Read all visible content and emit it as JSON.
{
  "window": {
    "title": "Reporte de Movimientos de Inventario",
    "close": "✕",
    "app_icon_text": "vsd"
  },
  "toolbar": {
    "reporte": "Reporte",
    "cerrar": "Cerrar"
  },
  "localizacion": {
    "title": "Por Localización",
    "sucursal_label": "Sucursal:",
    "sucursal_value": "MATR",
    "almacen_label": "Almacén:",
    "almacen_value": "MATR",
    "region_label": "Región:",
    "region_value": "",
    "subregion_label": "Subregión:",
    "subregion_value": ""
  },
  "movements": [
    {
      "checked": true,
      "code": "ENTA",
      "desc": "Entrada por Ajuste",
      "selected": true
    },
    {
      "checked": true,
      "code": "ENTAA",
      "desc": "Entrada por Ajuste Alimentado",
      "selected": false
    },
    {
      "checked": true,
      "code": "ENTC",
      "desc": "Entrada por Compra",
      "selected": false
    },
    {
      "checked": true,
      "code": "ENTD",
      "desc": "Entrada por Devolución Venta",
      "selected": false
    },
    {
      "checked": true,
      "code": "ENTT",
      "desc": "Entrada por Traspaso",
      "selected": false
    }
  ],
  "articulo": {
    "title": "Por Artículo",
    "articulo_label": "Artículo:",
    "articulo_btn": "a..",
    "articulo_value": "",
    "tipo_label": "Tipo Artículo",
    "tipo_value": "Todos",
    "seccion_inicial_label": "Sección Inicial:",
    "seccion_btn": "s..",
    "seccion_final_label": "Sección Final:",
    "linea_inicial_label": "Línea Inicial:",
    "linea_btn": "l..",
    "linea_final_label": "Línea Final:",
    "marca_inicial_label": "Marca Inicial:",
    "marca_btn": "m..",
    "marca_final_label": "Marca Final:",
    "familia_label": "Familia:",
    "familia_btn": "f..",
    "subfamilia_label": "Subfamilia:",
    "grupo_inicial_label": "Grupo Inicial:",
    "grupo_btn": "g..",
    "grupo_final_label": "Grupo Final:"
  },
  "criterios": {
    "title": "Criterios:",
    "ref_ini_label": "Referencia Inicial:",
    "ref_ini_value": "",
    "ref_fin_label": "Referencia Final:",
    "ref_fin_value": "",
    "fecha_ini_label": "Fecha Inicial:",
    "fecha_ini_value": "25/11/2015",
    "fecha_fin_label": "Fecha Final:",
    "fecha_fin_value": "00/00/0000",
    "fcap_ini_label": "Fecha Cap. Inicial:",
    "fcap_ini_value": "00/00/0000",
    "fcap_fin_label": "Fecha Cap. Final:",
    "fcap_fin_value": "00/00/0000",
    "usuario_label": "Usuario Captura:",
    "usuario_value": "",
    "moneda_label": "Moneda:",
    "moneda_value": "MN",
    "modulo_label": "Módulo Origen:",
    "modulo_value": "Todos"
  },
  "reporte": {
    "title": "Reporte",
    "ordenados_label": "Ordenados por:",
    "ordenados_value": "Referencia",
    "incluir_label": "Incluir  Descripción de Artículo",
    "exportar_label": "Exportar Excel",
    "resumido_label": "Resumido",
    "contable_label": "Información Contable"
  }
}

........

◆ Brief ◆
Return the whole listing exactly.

◆ Solution ◆
Read all visible content and emit it as JSON.
{
  "window": {
    "title": "Reporte de Movimientos de Inventario",
    "close": "✕",
    "app_icon_text": "vsd"
  },
  "toolbar": {
    "reporte": "Reporte",
    "cerrar": "Cerrar"
  },
  "localizacion": {
    "title": "Por Localización",
    "sucursal_label": "Sucursal:",
    "sucursal_value": "MATR",
    "almacen_label": "Almacén:",
    "almacen_value": "MATR",
    "region_label": "Región:",
    "region_value": "",
    "subregion_label": "Subregión:",
    "subregion_value": ""
  },
  "movements": [
    {
      "checked": true,
      "code": "ENTA",
      "desc": "Entrada por Ajuste",
      "selected": true
    },
    {
      "checked": true,
      "code": "ENTAA",
      "desc": "Entrada por Ajuste Alimentado",
      "selected": false
    },
    {
      "checked": true,
      "code": "ENTC",
      "desc": "Entrada por Compra",
      "selected": false
    },
    {
      "checked": true,
      "code": "ENTD",
      "desc": "Entrada por Devolución Venta",
      "selected": false
    },
    {
      "checked": true,
      "code": "ENTT",
      "desc": "Entrada por Traspaso",
      "selected": false
    }
  ],
  "articulo": {
    "title": "Por Artículo",
    "articulo_label": "Artículo:",
    "articulo_btn": "a..",
    "articulo_value": "",
    "tipo_label": "Tipo Artículo",
    "tipo_value": "Todos",
    "seccion_inicial_label": "Sección Inicial:",
    "seccion_btn": "s..",
    "seccion_final_label": "Sección Final:",
    "linea_inicial_label": "Línea Inicial:",
    "linea_btn": "l..",
    "linea_final_label": "Línea Final:",
    "marca_inicial_label": "Marca Inicial:",
    "marca_btn": "m..",
    "marca_final_label": "Marca Final:",
    "familia_label": "Familia:",
    "familia_btn": "f..",
    "subfamilia_label": "Subfamilia:",
    "grupo_inicial_label": "Grupo Inicial:",
    "grupo_btn": "g..",
    "grupo_final_label": "Grupo Final:"
  },
  "criterios": {
    "title": "Criterios:",
    "ref_ini_label": "Referencia Inicial:",
    "ref_ini_value": "",
    "ref_fin_label": "Referencia Final:",
    "ref_fin_value": "",
    "fecha_ini_label": "Fecha Inicial:",
    "fecha_ini_value": "25/11/2015",
    "fecha_fin_label": "Fecha Final:",
    "fecha_fin_value": "00/00/0000",
    "fcap_ini_label": "Fecha Cap. Inicial:",
    "fcap_ini_value": "00/00/0000",
    "fcap_fin_label": "Fecha Cap. Final:",
    "fcap_fin_value": "00/00/0000",
    "usuario_label": "Usuario Captura:",
    "usuario_value": "",
    "moneda_label": "Moneda:",
    "moneda_value": "MN",
    "modulo_label": "Módulo Origen:",
    "modulo_value": "Todos"
  },
  "reporte": {
    "title": "Reporte",
    "ordenados_label": "Ordenados por:",
    "ordenados_value": "Referencia",
    "incluir_label": "Incluir  Descripción de Artículo",
    "exportar_label": "Exportar Excel",
    "resumido_label": "Resumido",
    "contable_label": "Información Contable"
  }
}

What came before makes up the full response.